Recorded data
○ ○ ○ ○

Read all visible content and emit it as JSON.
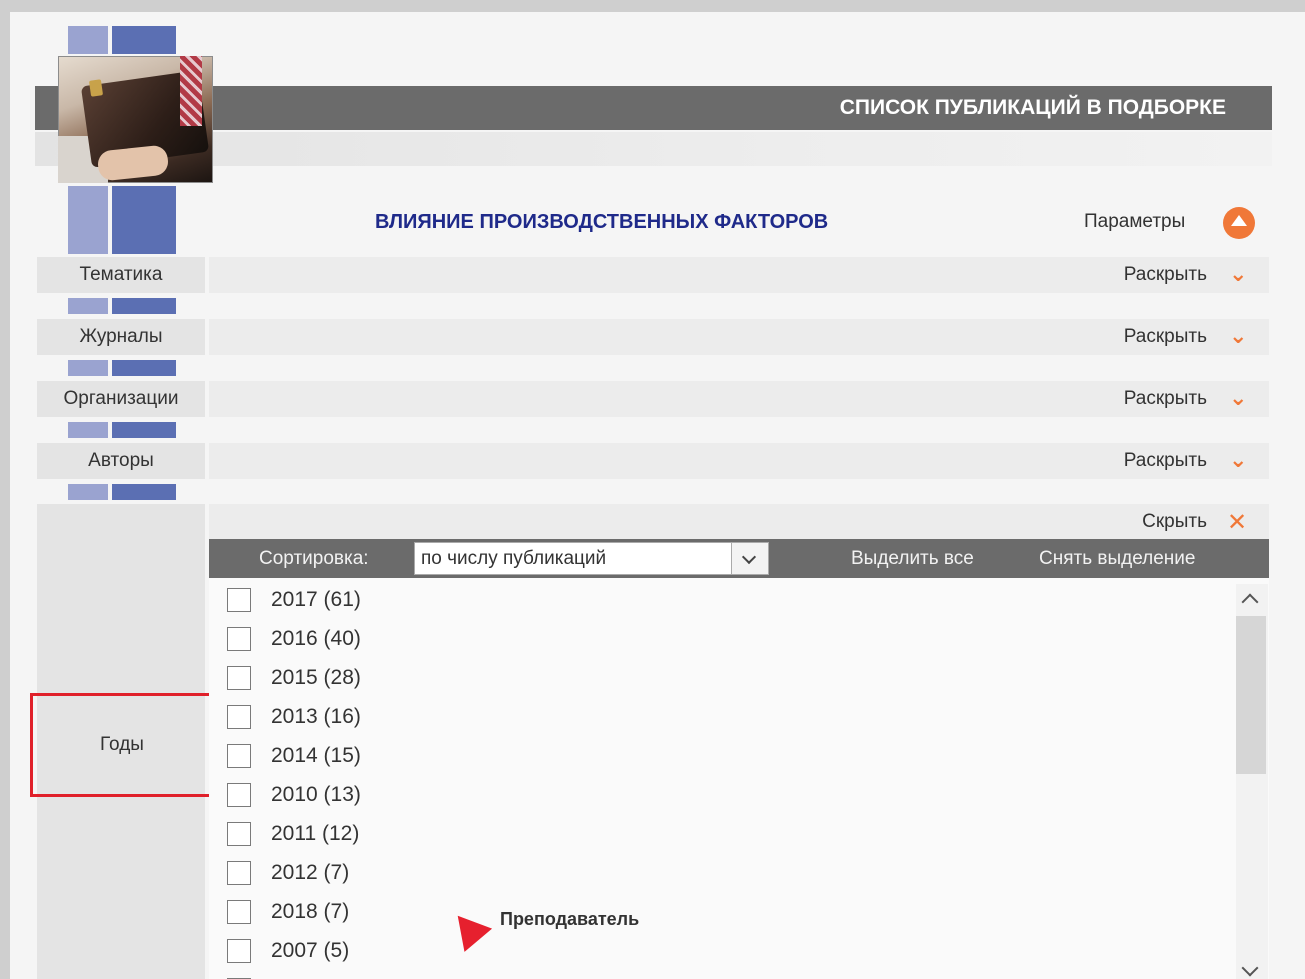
{
  "header": {
    "title": "СПИСОК ПУБЛИКАЦИЙ В ПОДБОРКЕ"
  },
  "collection": {
    "title": "ВЛИЯНИЕ ПРОИЗВОДСТВЕННЫХ ФАКТОРОВ",
    "params_label": "Параметры"
  },
  "sections": [
    {
      "label": "Тематика",
      "action": "Раскрыть"
    },
    {
      "label": "Журналы",
      "action": "Раскрыть"
    },
    {
      "label": "Организации",
      "action": "Раскрыть"
    },
    {
      "label": "Авторы",
      "action": "Раскрыть"
    }
  ],
  "years": {
    "label": "Годы",
    "hide_label": "Скрыть",
    "sort_label": "Сортировка:",
    "sort_value": "по числу публикаций",
    "select_all": "Выделить все",
    "clear_selection": "Снять выделение",
    "items": [
      {
        "text": "2017  (61)"
      },
      {
        "text": "2016  (40)"
      },
      {
        "text": "2015  (28)"
      },
      {
        "text": "2013  (16)"
      },
      {
        "text": "2014  (15)"
      },
      {
        "text": "2010  (13)"
      },
      {
        "text": "2011  (12)"
      },
      {
        "text": "2012  (7)"
      },
      {
        "text": "2018  (7)"
      },
      {
        "text": "2007  (5)"
      }
    ]
  },
  "cursor": {
    "label": "Преподаватель"
  },
  "colors": {
    "accent": "#f07838",
    "header_bg": "#6b6b6b",
    "title_blue": "#1f2a8a",
    "highlight_red": "#e0202a"
  }
}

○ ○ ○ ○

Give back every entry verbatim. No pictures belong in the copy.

TASK RESULT:
Read all visible content and emit it as JSON.
{
  "header": {
    "title": "СПИСОК ПУБЛИКАЦИЙ В ПОДБОРКЕ"
  },
  "collection": {
    "title": "ВЛИЯНИЕ ПРОИЗВОДСТВЕННЫХ ФАКТОРОВ",
    "params_label": "Параметры"
  },
  "sections": [
    {
      "label": "Тематика",
      "action": "Раскрыть"
    },
    {
      "label": "Журналы",
      "action": "Раскрыть"
    },
    {
      "label": "Организации",
      "action": "Раскрыть"
    },
    {
      "label": "Авторы",
      "action": "Раскрыть"
    }
  ],
  "years": {
    "label": "Годы",
    "hide_label": "Скрыть",
    "sort_label": "Сортировка:",
    "sort_value": "по числу публикаций",
    "select_all": "Выделить все",
    "clear_selection": "Снять выделение",
    "items": [
      {
        "text": "2017  (61)"
      },
      {
        "text": "2016  (40)"
      },
      {
        "text": "2015  (28)"
      },
      {
        "text": "2013  (16)"
      },
      {
        "text": "2014  (15)"
      },
      {
        "text": "2010  (13)"
      },
      {
        "text": "2011  (12)"
      },
      {
        "text": "2012  (7)"
      },
      {
        "text": "2018  (7)"
      },
      {
        "text": "2007  (5)"
      }
    ]
  },
  "cursor": {
    "label": "Преподаватель"
  },
  "colors": {
    "accent": "#f07838",
    "header_bg": "#6b6b6b",
    "title_blue": "#1f2a8a",
    "highlight_red": "#e0202a"
  }
}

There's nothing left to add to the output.